By Big Dave Manners | 03/22/2013

I know this is going to sound similar to what’s been going on north of here in Washington, but in the Tillamook area we seen fewer steelhead, yet the average fish is much bigger this season. Our steelhead have averaged 11-13 pounds, we’ve seen lots of fish over 15 and more in the 20 pound range than we’ve had in recent years (including a 25-pound fish last week). There sure weren’t as many fish this year, but they are bigger.

It’s kind of interesting, but what we haven’t had and are just starting to get some now, is little, cookie-cut seven-pound hatchery fish. Most of the year has been defined with big, hatchery fish and more of them on the Wilson River. I have no idea why it’s been this way, but love catching big fish.


While we are closing in on the tail end of our steelhead season here on the Wilson. I’m going to fish through April 15 before switching to springers. I still think we’ll have fish coming in through the middle of April. And, your downriver fish will start to come down in the next few weeks. There’s still fish around. By the end of this month there won’t be that many people fishing around here because people go springer fish. However, in April we’ll have downers and some fresh and not much pressure. It’s a great time to fish without battling crowds.

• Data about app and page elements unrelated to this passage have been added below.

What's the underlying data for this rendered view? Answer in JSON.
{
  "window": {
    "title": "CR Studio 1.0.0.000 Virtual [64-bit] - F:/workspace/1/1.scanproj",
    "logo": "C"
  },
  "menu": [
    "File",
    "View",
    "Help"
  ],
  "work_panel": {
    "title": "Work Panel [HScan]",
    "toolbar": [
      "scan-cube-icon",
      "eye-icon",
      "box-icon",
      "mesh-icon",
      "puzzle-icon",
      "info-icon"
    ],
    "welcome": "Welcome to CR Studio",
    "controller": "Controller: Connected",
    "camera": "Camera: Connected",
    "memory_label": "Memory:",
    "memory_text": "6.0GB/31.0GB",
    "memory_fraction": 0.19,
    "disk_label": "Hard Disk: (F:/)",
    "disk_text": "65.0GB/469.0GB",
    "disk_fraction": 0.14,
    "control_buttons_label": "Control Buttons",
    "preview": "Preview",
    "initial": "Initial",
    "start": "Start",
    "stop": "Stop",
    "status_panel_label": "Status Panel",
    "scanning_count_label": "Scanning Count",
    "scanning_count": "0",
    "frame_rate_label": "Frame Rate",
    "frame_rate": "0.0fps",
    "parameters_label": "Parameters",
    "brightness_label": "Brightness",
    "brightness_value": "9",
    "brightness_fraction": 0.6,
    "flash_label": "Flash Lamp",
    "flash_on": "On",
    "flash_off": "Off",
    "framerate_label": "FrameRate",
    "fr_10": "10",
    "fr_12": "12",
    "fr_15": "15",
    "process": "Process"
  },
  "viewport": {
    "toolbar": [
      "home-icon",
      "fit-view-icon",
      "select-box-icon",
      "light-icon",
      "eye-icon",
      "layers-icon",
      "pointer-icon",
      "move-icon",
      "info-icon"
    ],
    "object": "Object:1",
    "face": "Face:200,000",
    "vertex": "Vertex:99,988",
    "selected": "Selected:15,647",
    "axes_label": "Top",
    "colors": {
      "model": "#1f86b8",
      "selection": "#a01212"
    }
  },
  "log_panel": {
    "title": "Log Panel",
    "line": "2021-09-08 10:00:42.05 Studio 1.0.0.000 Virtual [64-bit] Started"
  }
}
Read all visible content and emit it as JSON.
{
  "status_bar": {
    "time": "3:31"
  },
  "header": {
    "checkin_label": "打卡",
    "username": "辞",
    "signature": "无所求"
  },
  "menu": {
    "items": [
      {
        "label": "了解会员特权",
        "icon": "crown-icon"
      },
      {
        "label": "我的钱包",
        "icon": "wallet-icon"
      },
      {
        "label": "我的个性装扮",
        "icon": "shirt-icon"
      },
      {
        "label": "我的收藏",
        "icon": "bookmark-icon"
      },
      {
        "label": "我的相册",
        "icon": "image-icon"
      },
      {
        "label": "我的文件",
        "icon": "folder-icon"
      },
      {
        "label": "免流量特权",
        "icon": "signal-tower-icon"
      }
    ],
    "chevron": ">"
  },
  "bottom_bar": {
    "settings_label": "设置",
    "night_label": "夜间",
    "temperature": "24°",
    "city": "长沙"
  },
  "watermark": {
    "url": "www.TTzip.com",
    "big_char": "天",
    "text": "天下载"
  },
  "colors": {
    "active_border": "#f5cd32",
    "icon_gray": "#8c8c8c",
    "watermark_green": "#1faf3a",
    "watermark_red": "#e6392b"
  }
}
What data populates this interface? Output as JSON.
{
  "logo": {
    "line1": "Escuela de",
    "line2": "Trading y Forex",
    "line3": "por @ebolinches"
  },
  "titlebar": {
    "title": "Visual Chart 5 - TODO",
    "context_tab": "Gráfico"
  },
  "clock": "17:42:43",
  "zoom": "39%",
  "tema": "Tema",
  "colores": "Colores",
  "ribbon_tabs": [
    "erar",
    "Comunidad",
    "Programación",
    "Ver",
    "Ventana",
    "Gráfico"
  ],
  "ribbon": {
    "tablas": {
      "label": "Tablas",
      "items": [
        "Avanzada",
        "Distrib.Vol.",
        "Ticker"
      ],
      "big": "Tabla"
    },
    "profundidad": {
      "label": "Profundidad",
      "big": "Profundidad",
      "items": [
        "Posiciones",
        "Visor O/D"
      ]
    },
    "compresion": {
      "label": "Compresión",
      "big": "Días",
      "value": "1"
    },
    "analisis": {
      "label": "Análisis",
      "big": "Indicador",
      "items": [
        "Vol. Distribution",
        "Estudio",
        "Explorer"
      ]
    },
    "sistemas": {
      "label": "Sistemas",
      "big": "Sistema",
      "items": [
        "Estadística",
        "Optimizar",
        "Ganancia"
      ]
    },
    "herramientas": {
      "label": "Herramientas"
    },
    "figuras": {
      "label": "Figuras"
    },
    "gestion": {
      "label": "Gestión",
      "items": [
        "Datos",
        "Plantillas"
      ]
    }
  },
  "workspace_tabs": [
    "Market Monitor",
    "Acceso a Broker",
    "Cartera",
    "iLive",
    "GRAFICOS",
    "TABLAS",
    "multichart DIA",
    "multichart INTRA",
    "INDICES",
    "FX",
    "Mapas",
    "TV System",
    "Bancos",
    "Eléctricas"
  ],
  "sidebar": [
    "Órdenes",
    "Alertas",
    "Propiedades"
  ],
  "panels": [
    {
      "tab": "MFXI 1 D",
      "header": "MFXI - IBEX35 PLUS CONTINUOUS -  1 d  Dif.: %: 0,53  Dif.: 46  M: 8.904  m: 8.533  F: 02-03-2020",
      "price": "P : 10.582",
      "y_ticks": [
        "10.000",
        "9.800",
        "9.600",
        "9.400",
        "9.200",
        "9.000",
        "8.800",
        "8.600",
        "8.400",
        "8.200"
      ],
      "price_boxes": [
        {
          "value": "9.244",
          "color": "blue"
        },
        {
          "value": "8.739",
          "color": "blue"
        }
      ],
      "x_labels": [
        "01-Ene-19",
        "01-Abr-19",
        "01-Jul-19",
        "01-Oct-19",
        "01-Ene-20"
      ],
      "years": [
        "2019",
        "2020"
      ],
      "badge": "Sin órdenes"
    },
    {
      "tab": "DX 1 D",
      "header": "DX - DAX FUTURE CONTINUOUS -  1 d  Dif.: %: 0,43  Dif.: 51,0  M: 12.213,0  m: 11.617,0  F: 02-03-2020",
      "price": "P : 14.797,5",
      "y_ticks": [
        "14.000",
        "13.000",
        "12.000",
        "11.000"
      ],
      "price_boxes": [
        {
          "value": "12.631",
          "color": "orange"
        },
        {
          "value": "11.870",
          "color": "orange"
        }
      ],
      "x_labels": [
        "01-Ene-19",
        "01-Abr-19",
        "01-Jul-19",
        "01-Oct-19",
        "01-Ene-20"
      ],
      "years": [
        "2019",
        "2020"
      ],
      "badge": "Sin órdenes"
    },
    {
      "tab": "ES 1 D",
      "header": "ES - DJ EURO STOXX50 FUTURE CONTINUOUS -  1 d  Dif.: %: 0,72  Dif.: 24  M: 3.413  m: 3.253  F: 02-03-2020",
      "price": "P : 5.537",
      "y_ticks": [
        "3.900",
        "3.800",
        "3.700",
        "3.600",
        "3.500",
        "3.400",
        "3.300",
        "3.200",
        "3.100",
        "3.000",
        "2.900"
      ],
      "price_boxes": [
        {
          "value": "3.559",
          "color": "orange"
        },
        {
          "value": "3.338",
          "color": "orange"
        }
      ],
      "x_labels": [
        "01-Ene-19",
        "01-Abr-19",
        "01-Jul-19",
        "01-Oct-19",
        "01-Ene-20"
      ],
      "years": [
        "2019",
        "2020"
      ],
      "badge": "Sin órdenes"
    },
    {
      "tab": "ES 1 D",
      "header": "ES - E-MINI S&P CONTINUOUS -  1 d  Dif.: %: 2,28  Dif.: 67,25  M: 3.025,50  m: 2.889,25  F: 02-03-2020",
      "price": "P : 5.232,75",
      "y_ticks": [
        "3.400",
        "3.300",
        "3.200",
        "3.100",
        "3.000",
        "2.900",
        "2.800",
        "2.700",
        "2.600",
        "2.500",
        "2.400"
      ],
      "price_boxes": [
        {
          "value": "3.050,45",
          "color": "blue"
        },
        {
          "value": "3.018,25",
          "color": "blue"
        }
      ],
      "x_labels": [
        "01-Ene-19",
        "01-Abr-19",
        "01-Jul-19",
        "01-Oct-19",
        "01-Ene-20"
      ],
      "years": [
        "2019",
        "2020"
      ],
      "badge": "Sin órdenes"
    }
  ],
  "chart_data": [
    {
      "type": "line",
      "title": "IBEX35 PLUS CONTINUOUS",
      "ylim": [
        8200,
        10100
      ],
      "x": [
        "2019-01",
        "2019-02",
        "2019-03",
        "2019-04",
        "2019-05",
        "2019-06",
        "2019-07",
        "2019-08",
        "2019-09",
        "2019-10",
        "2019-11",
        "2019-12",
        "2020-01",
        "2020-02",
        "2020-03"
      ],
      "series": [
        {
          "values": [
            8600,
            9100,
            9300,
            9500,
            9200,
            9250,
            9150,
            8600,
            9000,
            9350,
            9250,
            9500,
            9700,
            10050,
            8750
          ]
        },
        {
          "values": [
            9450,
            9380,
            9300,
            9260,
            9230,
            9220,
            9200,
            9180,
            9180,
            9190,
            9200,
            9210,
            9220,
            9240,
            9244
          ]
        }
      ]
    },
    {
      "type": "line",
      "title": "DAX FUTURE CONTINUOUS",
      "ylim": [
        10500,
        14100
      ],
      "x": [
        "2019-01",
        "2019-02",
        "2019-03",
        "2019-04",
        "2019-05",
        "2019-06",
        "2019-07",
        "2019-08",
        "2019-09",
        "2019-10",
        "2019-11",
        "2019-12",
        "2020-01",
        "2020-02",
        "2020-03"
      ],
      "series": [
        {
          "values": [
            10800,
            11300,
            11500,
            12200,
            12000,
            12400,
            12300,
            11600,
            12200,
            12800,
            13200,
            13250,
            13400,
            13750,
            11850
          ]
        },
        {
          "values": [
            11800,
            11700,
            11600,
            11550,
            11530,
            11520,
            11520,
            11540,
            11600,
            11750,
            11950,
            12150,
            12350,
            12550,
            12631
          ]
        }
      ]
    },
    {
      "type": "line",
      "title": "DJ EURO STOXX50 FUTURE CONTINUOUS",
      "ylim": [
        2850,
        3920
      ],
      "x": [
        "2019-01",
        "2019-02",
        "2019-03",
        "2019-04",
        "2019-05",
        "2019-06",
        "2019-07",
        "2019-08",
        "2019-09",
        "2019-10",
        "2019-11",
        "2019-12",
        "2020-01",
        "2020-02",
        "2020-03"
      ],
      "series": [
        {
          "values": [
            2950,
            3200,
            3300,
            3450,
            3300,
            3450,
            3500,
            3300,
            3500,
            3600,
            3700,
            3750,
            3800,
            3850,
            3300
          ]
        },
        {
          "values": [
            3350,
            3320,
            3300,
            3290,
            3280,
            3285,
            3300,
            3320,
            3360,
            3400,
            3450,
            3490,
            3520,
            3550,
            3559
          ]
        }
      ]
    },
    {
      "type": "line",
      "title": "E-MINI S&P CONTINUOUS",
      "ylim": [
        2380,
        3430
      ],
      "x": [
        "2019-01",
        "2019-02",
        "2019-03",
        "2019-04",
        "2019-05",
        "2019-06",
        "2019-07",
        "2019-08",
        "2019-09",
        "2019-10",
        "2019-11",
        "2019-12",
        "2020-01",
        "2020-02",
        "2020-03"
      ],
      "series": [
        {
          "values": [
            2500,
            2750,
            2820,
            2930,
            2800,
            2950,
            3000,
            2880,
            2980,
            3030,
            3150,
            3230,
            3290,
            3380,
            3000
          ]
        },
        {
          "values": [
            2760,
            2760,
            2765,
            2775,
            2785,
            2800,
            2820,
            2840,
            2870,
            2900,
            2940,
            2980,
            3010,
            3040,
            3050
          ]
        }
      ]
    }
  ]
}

I’ll be fishing jigs and roe. Later in the season I’ll be running mostly natural BorX O Fire eggs, because the downriver fish and the fresh fish will pick them up. Sometimes your downriver fish don’t like hot eggs, which is partially why stick to the natural. Tomorrow I’ll be fishing colored eggs because the Wilson is just coming back in, but under normal water conditions I’ll be using natural.


The lower and clearer the Wilson gets the smaller the bait needs to be, the smaller the hook and the smaller the line. When it was super clear last week I used 6-pound fluorocarbon with a size-two hook, but that’s the smallest I’ll go. When I do this I’ll use a pinky size glob of roe.


If we get any higher water conditions I’ll switch to orange BorX O Fire after soaking them in natural Fire Brine. I turn to the orange when water clarity goes down to two to three feet. If visibility is more than three feet we’ll use natural colored eggs.

However, late in the season if I’m running two or three guys I’ll also run a jig rod, normally with some type of a black jig with a white or pink head. I like ¼ ounce jigs. The darker colors seem to work well later in the season.


Late in the season standard stuff remains. In high water we’ll be fishing on the edges of the deep holes and in tailouts. In low, clear water I’ll still fish the tailouts, but I’ll stick to the green deeper pockets and some of your deeper water. The Wilson isn’t a big deep river. If it’s low and we are fishing at five-feet or under (Wilson River level) a deep hole is probably defined as a 10-foot hole and there aren’t very many of them. Guys who know the river know where I’m talking about. We’ll also fish in broken water where there’s current and riffles.


To learn more about Big Dave’s Wilson River steelhead trips please visit www.bigdavesfishing.com